[Excerpts from an interface dataset]
* * * * * * *
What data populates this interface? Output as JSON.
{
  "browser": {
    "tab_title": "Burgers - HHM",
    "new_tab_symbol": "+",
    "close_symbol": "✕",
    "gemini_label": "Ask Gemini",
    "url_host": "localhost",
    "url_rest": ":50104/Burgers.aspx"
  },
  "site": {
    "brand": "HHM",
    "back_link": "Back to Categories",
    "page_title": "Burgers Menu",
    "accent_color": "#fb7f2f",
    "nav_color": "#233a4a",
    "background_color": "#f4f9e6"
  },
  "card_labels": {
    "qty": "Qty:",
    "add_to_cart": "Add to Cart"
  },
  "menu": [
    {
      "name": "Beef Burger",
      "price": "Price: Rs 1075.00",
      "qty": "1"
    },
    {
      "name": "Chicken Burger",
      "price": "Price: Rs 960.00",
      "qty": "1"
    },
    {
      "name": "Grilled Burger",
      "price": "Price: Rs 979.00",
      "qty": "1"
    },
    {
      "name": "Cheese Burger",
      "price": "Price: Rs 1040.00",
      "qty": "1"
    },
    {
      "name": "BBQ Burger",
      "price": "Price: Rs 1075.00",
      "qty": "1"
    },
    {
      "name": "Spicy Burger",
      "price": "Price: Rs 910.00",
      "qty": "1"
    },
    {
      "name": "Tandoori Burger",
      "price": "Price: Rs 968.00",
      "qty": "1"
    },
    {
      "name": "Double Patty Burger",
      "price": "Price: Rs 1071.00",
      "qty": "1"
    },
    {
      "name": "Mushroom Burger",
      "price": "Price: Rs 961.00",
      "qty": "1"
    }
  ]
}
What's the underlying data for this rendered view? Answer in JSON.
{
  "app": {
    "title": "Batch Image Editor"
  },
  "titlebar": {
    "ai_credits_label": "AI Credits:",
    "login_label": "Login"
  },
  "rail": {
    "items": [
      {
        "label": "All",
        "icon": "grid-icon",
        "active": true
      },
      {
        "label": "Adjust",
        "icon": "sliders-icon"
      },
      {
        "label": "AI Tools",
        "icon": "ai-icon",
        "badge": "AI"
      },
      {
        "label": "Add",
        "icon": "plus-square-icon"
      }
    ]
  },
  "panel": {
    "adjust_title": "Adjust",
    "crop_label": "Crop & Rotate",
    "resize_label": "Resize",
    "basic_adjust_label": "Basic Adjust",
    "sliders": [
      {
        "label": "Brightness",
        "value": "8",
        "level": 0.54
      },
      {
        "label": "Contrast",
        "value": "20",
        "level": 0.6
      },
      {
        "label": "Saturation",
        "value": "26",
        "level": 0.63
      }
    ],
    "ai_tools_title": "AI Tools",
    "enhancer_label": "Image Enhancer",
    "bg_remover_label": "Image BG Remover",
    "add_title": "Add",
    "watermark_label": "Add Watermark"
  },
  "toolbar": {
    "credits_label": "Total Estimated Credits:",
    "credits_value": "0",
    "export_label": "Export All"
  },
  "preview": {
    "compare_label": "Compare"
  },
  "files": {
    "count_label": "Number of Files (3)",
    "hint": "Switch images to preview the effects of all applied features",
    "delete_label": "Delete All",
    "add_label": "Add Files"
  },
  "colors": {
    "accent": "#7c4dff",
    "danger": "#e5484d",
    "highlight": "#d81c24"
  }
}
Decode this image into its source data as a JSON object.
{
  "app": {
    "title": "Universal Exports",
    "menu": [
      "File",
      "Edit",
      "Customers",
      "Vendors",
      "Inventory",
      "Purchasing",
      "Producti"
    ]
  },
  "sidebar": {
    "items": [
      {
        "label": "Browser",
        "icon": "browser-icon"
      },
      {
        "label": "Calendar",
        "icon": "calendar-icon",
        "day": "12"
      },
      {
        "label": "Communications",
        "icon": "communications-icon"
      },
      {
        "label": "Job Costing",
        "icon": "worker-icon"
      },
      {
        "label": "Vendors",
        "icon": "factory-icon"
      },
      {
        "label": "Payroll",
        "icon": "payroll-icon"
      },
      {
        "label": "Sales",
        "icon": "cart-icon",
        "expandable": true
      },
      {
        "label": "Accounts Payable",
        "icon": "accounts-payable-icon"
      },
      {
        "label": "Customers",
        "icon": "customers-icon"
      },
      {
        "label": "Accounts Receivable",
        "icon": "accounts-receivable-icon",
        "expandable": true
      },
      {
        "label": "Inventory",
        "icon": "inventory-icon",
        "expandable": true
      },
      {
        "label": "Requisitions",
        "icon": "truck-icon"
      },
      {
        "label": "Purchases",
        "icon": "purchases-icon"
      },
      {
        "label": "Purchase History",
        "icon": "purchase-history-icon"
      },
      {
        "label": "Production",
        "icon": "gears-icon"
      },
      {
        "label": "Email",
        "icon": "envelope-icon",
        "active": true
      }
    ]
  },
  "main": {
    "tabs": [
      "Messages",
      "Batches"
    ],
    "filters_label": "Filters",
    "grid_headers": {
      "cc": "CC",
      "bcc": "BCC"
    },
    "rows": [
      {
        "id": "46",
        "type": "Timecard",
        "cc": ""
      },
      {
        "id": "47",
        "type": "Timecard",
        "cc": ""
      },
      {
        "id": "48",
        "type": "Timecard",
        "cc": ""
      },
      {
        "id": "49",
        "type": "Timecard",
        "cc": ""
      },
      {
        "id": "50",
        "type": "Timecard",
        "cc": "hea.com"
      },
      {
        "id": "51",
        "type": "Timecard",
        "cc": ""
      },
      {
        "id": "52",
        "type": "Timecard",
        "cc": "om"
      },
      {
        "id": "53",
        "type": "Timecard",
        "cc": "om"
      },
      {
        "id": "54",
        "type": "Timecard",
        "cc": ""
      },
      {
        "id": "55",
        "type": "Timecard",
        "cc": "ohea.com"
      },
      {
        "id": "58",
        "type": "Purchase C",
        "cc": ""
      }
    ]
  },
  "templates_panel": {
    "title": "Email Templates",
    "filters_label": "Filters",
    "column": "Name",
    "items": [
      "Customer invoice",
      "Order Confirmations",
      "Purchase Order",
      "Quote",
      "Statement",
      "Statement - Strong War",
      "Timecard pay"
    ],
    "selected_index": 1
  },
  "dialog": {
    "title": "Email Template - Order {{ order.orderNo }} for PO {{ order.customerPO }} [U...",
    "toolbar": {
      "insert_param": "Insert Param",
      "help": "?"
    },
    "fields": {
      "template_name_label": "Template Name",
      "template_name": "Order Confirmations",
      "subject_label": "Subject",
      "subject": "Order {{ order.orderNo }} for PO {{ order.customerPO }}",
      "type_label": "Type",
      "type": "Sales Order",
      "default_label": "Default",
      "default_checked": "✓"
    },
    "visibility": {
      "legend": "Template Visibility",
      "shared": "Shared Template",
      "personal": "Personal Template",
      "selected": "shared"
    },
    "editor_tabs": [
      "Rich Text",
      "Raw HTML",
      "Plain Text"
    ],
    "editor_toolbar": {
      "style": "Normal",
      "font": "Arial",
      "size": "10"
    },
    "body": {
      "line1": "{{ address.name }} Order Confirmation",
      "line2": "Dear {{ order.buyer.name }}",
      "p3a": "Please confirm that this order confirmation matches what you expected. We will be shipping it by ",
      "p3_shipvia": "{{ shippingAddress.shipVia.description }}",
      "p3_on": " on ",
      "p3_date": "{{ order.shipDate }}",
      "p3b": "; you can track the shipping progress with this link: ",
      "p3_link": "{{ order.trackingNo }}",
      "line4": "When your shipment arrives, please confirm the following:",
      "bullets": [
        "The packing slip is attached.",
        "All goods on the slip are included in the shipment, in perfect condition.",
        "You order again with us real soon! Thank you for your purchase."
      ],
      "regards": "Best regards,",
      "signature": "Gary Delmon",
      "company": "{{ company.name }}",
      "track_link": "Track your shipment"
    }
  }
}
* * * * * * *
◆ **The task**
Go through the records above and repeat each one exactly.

◆ **Task response**
What data populates this interface? Output as JSON.
{
  "browser": {
    "tab_title": "Burgers - HHM",
    "new_tab_symbol": "+",
    "close_symbol": "✕",
    "gemini_label": "Ask Gemini",
    "url_host": "localhost",
    "url_rest": ":50104/Burgers.aspx"
  },
  "site": {
    "brand": "HHM",
    "back_link": "Back to Categories",
    "page_title": "Burgers Menu",
    "accent_color": "#fb7f2f",
    "nav_color": "#233a4a",
    "background_color": "#f4f9e6"
  },
  "card_labels": {
    "qty": "Qty:",
    "add_to_cart": "Add to Cart"
  },
  "menu": [
    {
      "name": "Beef Burger",
      "price": "Price: Rs 1075.00",
      "qty": "1"
    },
    {
      "name": "Chicken Burger",
      "price": "Price: Rs 960.00",
      "qty": "1"
    },
    {
      "name": "Grilled Burger",
      "price": "Price: Rs 979.00",
      "qty": "1"
    },
    {
      "name": "Cheese Burger",
      "price": "Price: Rs 1040.00",
      "qty": "1"
    },
    {
      "name": "BBQ Burger",
      "price": "Price: Rs 1075.00",
      "qty": "1"
    },
    {
      "name": "Spicy Burger",
      "price": "Price: Rs 910.00",
      "qty": "1"
    },
    {
      "name": "Tandoori Burger",
      "price": "Price: Rs 968.00",
      "qty": "1"
    },
    {
      "name": "Double Patty Burger",
      "price": "Price: Rs 1071.00",
      "qty": "1"
    },
    {
      "name": "Mushroom Burger",
      "price": "Price: Rs 961.00",
      "qty": "1"
    }
  ]
}
What's the underlying data for this rendered view? Answer in JSON.
{
  "app": {
    "title": "Batch Image Editor"
  },
  "titlebar": {
    "ai_credits_label": "AI Credits:",
    "login_label": "Login"
  },
  "rail": {
    "items": [
      {
        "label": "All",
        "icon": "grid-icon",
        "active": true
      },
      {
        "label": "Adjust",
        "icon": "sliders-icon"
      },
      {
        "label": "AI Tools",
        "icon": "ai-icon",
        "badge": "AI"
      },
      {
        "label": "Add",
        "icon": "plus-square-icon"
      }
    ]
  },
  "panel": {
    "adjust_title": "Adjust",
    "crop_label": "Crop & Rotate",
    "resize_label": "Resize",
    "basic_adjust_label": "Basic Adjust",
    "sliders": [
      {
        "label": "Brightness",
        "value": "8",
        "level": 0.54
      },
      {
        "label": "Contrast",
        "value": "20",
        "level": 0.6
      },
      {
        "label": "Saturation",
        "value": "26",
        "level": 0.63
      }
    ],
    "ai_tools_title": "AI Tools",
    "enhancer_label": "Image Enhancer",
    "bg_remover_label": "Image BG Remover",
    "add_title": "Add",
    "watermark_label": "Add Watermark"
  },
  "toolbar": {
    "credits_label": "Total Estimated Credits:",
    "credits_value": "0",
    "export_label": "Export All"
  },
  "preview": {
    "compare_label": "Compare"
  },
  "files": {
    "count_label": "Number of Files (3)",
    "hint": "Switch images to preview the effects of all applied features",
    "delete_label": "Delete All",
    "add_label": "Add Files"
  },
  "colors": {
    "accent": "#7c4dff",
    "danger": "#e5484d",
    "highlight": "#d81c24"
  }
}
Decode this image into its source data as a JSON object.
{
  "app": {
    "title": "Universal Exports",
    "menu": [
      "File",
      "Edit",
      "Customers",
      "Vendors",
      "Inventory",
      "Purchasing",
      "Producti"
    ]
  },
  "sidebar": {
    "items": [
      {
        "label": "Browser",
        "icon": "browser-icon"
      },
      {
        "label": "Calendar",
        "icon": "calendar-icon",
        "day": "12"
      },
      {
        "label": "Communications",
        "icon": "communications-icon"
      },
      {
        "label": "Job Costing",
        "icon": "worker-icon"
      },
      {
        "label": "Vendors",
        "icon": "factory-icon"
      },
      {
        "label": "Payroll",
        "icon": "payroll-icon"
      },
      {
        "label": "Sales",
        "icon": "cart-icon",
        "expandable": true
      },
      {
        "label": "Accounts Payable",
        "icon": "accounts-payable-icon"
      },
      {
        "label": "Customers",
        "icon": "customers-icon"
      },
      {
        "label": "Accounts Receivable",
        "icon": "accounts-receivable-icon",
        "expandable": true
      },
      {
        "label": "Inventory",
        "icon": "inventory-icon",
        "expandable": true
      },
      {
        "label": "Requisitions",
        "icon": "truck-icon"
      },
      {
        "label": "Purchases",
        "icon": "purchases-icon"
      },
      {
        "label": "Purchase History",
        "icon": "purchase-history-icon"
      },
      {
        "label": "Production",
        "icon": "gears-icon"
      },
      {
        "label": "Email",
        "icon": "envelope-icon",
        "active": true
      }
    ]
  },
  "main": {
    "tabs": [
      "Messages",
      "Batches"
    ],
    "filters_label": "Filters",
    "grid_headers": {
      "cc": "CC",
      "bcc": "BCC"
    },
    "rows": [
      {
        "id": "46",
        "type": "Timecard",
        "cc": ""
      },
      {
        "id": "47",
        "type": "Timecard",
        "cc": ""
      },
      {
        "id": "48",
        "type": "Timecard",
        "cc": ""
      },
      {
        "id": "49",
        "type": "Timecard",
        "cc": ""
      },
      {
        "id": "50",
        "type": "Timecard",
        "cc": "hea.com"
      },
      {
        "id": "51",
        "type": "Timecard",
        "cc": ""
      },
      {
        "id": "52",
        "type": "Timecard",
        "cc": "om"
      },
      {
        "id": "53",
        "type": "Timecard",
        "cc": "om"
      },
      {
        "id": "54",
        "type": "Timecard",
        "cc": ""
      },
      {
        "id": "55",
        "type": "Timecard",
        "cc": "ohea.com"
      },
      {
        "id": "58",
        "type": "Purchase C",
        "cc": ""
      }
    ]
  },
  "templates_panel": {
    "title": "Email Templates",
    "filters_label": "Filters",
    "column": "Name",
    "items": [
      "Customer invoice",
      "Order Confirmations",
      "Purchase Order",
      "Quote",
      "Statement",
      "Statement - Strong War",
      "Timecard pay"
    ],
    "selected_index": 1
  },
  "dialog": {
    "title": "Email Template - Order {{ order.orderNo }} for PO {{ order.customerPO }} [U...",
    "toolbar": {
      "insert_param": "Insert Param",
      "help": "?"
    },
    "fields": {
      "template_name_label": "Template Name",
      "template_name": "Order Confirmations",
      "subject_label": "Subject",
      "subject": "Order {{ order.orderNo }} for PO {{ order.customerPO }}",
      "type_label": "Type",
      "type": "Sales Order",
      "default_label": "Default",
      "default_checked": "✓"
    },
    "visibility": {
      "legend": "Template Visibility",
      "shared": "Shared Template",
      "personal": "Personal Template",
      "selected": "shared"
    },
    "editor_tabs": [
      "Rich Text",
      "Raw HTML",
      "Plain Text"
    ],
    "editor_toolbar": {
      "style": "Normal",
      "font": "Arial",
      "size": "10"
    },
    "body": {
      "line1": "{{ address.name }} Order Confirmation",
      "line2": "Dear {{ order.buyer.name }}",
      "p3a": "Please confirm that this order confirmation matches what you expected. We will be shipping it by ",
      "p3_shipvia": "{{ shippingAddress.shipVia.description }}",
      "p3_on": " on ",
      "p3_date": "{{ order.shipDate }}",
      "p3b": "; you can track the shipping progress with this link: ",
      "p3_link": "{{ order.trackingNo }}",
      "line4": "When your shipment arrives, please confirm the following:",
      "bullets": [
        "The packing slip is attached.",
        "All goods on the slip are included in the shipment, in perfect condition.",
        "You order again with us real soon! Thank you for your purchase."
      ],
      "regards": "Best regards,",
      "signature": "Gary Delmon",
      "company": "{{ company.name }}",
      "track_link": "Track your shipment"
    }
  }
}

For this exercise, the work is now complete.